A New Zealand Transport Agency (NZTA) spokesperson said there was no money to build the Ōtaki to Levin expressway for another five years.
But residents in the area said not only did it feel like a hopeless wait, but as the years ticked on people kept dying on the roads.
The 40-kilometre stretch of SH1 from Ōtaki to Foxton is rated as a high risk rural road.
Over the past 10 years, 24 people have died, serious crashes are on the rise.
There were 18 last year, up from 10 in 2017 and just two the year before that.
A spokesperson for the Build our Road campaign, Antony Young, said they want the government to act now before more people died.
"All we can envisage is that there will be more accidents, there will be injuries, there will be more fatalities, and that's very hard for us to fathom.
" I don't think we can afford to have lives put at risk or have many other lives put on hold.
"It's a ticking time bomb," he said.
But Mr Young said the fight wasn't over yet and they were calling on the government to finish the job.
Truck driver Nico Jongeneel said the deaths should not be happening.
"I wouldn't call it State Highway One, I would call it the only way north. That's what it is.
"It hasn't got the state highway status."
He could not understand how the road was considered fit for purpose for the huge range of vehicles it carried, including tractors.

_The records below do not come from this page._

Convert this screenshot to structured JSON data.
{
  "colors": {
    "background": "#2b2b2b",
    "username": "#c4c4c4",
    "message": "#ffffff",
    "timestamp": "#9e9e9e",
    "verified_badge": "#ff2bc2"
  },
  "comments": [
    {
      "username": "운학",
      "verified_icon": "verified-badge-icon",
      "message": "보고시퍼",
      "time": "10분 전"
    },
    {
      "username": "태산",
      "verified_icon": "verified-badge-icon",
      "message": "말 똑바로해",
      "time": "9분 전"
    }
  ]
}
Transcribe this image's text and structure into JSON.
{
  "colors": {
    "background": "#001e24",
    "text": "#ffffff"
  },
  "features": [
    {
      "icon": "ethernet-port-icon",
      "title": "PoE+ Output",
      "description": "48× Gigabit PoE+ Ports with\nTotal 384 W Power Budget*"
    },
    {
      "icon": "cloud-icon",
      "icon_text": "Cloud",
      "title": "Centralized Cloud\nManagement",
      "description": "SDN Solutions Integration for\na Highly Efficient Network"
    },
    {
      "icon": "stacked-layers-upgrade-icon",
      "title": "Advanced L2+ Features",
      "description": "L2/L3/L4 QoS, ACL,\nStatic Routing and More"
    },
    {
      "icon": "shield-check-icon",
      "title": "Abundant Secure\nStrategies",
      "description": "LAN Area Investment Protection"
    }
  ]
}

"They put up those sticks in the middle of the road and on the side of the road, which makes the road narrower. They call them cheese graters on the side."
Another local, Peter Staples, said things were only going to get worse when the Wellington Northern Corridor was completed, pushing four lanes of expressway into two lanes from Ōtaki north.
"When the road opens from Peka Peka to Ōtaki, the road actually comes back on to our existing road here just north of Ōtaki.
"We are going to have a massive problem when that opens because it's going to narrow down to two lanes until you get to Levin.
"There is going to be more accidents because the road can't cope with the traffic."
Mr Staples said he did not travel on the weekend because it was too dangerous.
But he wanted the expressway even though when it finally arrived it would split his property, which had been in his family four generations.
It was the waiting that was getting him down.
"It's in the back of my mind all the time. You can't plan ahead, everything you do you wonder if you're wasting your time.
"It's like you've put your life on hold."
Road safety consultant Fergus Tate said data specifically from 2018 showed a high ratio of death and serious injuries in crashes.
"There have been a number of deaths and serious injuries involved in those fatal and serious crashes, so in fact for each crash there has been 1.6 people killed or seriously injured."
He said if the new expressway was built, those numbers would almost certainly drop.
NZTA's MegaMaps tool said the safest speed for that stretch of road is no more than 80km/h and some places driver should only be doing 60.
NZTA director for regional relationships Emma Speight said funding for state highways was under pressure as there was a lot of demand.
The agency did not currently have funding to progress the project and was unable to say at this stage whether money would be available in the 2021-2024 period, a statement from Ms Speight said.
NZTA was continuing to try to get funding for safety improvements on the existing road.